Rather than let liability for these problems be taken up by the public sector or be haphazardly assigned one issue at a time to companies via lawsuits, many accounting reform efforts focus on achieving full cost accounting. This is the financial reflection of the comprehensive outcome - noting the gains and losses to all parties involved, not just those investing or purchasing. Such moves have made moral purchasing more attractive, as it avoids liability and future lawsuits.
The United States Environmental Protection Agency advocates product stewardship to "reduce the life-cycle environmental effects of products." The ideal of product stewardship, as administered by the EPA in 2004, "taps the shared ingenuity and responsibility of businesses, consumers, governments, and others," the EPA states at a Web site.
Services constitute over 50% of GDP in low income countries and as their economies continue to develop, the importance of services in the economy continues to grow.1 The service economy is also key to growth, for instance it accounted for 47% of economic growth in sub-Saharan Africa over the period 2000–2005 (industry contributed 37% and agriculture 16% in the same period).1 This means that recent economic growth in Africa relies as much on services as on natural resources or textiles, despite many of those countries benefiting from trade preferences in primary and secondary goods. As a result, employment is also adjusting to the changes and people are leaving the agricultural sector to find work in the service economy. This job creation is particularly useful as often it provides employment for low skilled labour in the tourism and retail sectors, thus benefiting the poor in particular and representing an overall net increase in employment.1 The service economy in developing countries is most often made up of the following:

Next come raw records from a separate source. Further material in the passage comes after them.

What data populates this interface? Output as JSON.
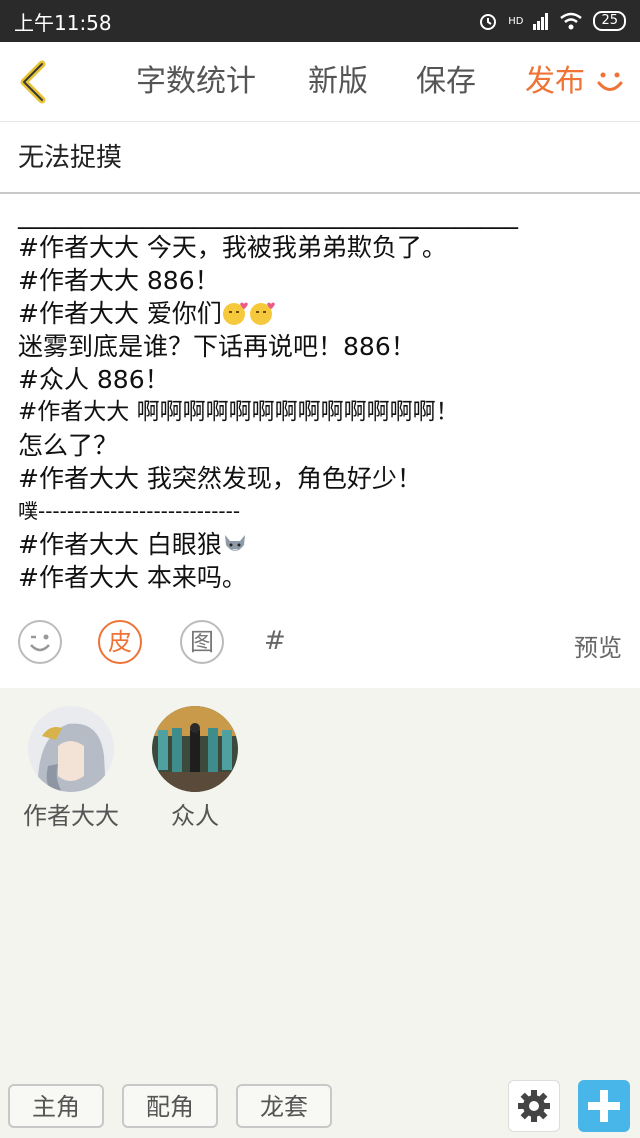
{
  "status": {
    "time": "上午11:58",
    "network": "HD",
    "battery": "25"
  },
  "toolbar": {
    "word_count": "字数统计",
    "new_version": "新版",
    "save": "保存",
    "publish": "发布",
    "smile_icon": "smile-icon"
  },
  "editor": {
    "title": "无法捉摸",
    "lines": [
      "________________________________________",
      "#作者大大 今天，我被我弟弟欺负了。",
      "#作者大大 886！",
      "#作者大大 爱你们",
      "迷雾到底是谁？下话再说吧！886！",
      "#众人 886！",
      "#作者大大 啊啊啊啊啊啊啊啊啊啊啊啊啊！",
      "怎么了？",
      "#作者大大 我突然发现，角色好少！",
      "噗----------------------------",
      "#作者大大 白眼狼",
      "#作者大大 本来吗。"
    ]
  },
  "actions": {
    "skin": "皮",
    "image": "图",
    "hash": "#",
    "preview": "预览"
  },
  "characters": [
    {
      "name": "作者大大"
    },
    {
      "name": "众人"
    }
  ],
  "role_tabs": {
    "main": "主角",
    "supporting": "配角",
    "extra": "龙套"
  },
  "colors": {
    "accent": "#ef7336",
    "plus_button": "#49b6ea",
    "panel_bg": "#f3f4ee",
    "back_arrow": "#e6c234"
  }
}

The export potential of many of these products is already well understood, e.g. in tourism, financial services and transport, however, new opportunities are arising in other sectors, such as the health sector. For example:
- Indian companies who provide scanning services for US hospitals
- South Africa is developing a market for surgery and tourism packages
- India, the Philippines, South Africa and Mauritius have experienced rapid growth in IT services, such as call centers, back-office functions and software development
- Information revolution
- Product-service system
- Services marketing
- Service system
- Precarious work
- Massimiliano Cali, Karen Ellis and Dirk Willem te Velde (2008) The contribution of services to development: The role of regulation and trade liberalisation London: Overseas Development Institute
- Vandermerwe, S. and Rada, J. (1988) "Servitization of business: Adding value by adding services", European Management Journal, vol. 6, no. 4, 1988.
- Christian Girschner, Die Dienstleistungsgesellschaft. Zur Kritik einer fixen Idee. Köln: PapyRossa Verlag, 2003.
- EPA Product Stewardship Web site "highlights the latest developments in product stewardship, both in the United States and abroad."
- Coalition of Service Industries Web site "The leading trade association representing the U.S. service industry in international trade negotiations."
- The (new) service economy is not the same as the service sector, described at "Science of service systems, service sector, service economy" on the Coevolving Innovations web site
- An input-oriented approached based on Richard Florida's work at "Talent in the (new) service economy: creative class occupations?" on the Coevolving Innovations web site